Start of Block

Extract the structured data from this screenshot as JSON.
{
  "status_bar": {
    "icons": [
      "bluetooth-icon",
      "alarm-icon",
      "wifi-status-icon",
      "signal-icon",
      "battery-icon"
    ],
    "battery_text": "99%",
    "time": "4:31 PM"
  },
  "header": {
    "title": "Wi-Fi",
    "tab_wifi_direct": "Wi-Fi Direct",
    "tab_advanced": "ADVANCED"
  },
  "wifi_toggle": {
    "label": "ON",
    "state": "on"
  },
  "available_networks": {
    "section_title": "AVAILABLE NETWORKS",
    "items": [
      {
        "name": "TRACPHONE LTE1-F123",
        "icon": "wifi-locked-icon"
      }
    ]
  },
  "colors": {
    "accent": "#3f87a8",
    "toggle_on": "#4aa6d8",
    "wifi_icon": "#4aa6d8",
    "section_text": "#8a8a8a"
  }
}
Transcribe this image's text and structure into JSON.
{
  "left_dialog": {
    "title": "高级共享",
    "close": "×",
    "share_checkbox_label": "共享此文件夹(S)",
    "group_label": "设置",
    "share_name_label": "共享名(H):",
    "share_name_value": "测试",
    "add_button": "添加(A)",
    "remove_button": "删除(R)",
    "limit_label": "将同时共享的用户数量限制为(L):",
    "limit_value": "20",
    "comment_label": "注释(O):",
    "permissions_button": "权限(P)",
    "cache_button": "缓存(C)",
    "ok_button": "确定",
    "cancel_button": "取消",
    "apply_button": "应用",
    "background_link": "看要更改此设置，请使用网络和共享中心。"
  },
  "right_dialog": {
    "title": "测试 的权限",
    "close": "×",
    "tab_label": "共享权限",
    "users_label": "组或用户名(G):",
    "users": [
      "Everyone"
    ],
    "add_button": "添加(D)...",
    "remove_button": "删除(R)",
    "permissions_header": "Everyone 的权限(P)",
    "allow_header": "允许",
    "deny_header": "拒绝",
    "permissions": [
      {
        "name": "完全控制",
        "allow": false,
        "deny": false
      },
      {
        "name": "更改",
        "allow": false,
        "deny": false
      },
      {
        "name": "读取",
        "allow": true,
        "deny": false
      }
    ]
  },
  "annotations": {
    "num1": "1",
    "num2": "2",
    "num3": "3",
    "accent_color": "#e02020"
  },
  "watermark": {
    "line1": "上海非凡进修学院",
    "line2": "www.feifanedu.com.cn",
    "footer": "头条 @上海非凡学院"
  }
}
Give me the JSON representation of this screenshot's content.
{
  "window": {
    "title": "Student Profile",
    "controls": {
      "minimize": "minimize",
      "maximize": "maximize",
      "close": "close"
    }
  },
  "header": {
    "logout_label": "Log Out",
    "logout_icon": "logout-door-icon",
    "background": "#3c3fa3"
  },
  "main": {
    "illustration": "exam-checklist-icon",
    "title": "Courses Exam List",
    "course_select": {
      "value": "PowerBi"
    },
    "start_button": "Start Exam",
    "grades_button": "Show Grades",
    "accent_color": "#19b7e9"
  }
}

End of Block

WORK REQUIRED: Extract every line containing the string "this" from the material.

EXERCISE ANSWER:
Extract the structured data from this screenshot as JSON.
Transcribe this image's text and structure into JSON.
Give me the JSON representation of this screenshot's content.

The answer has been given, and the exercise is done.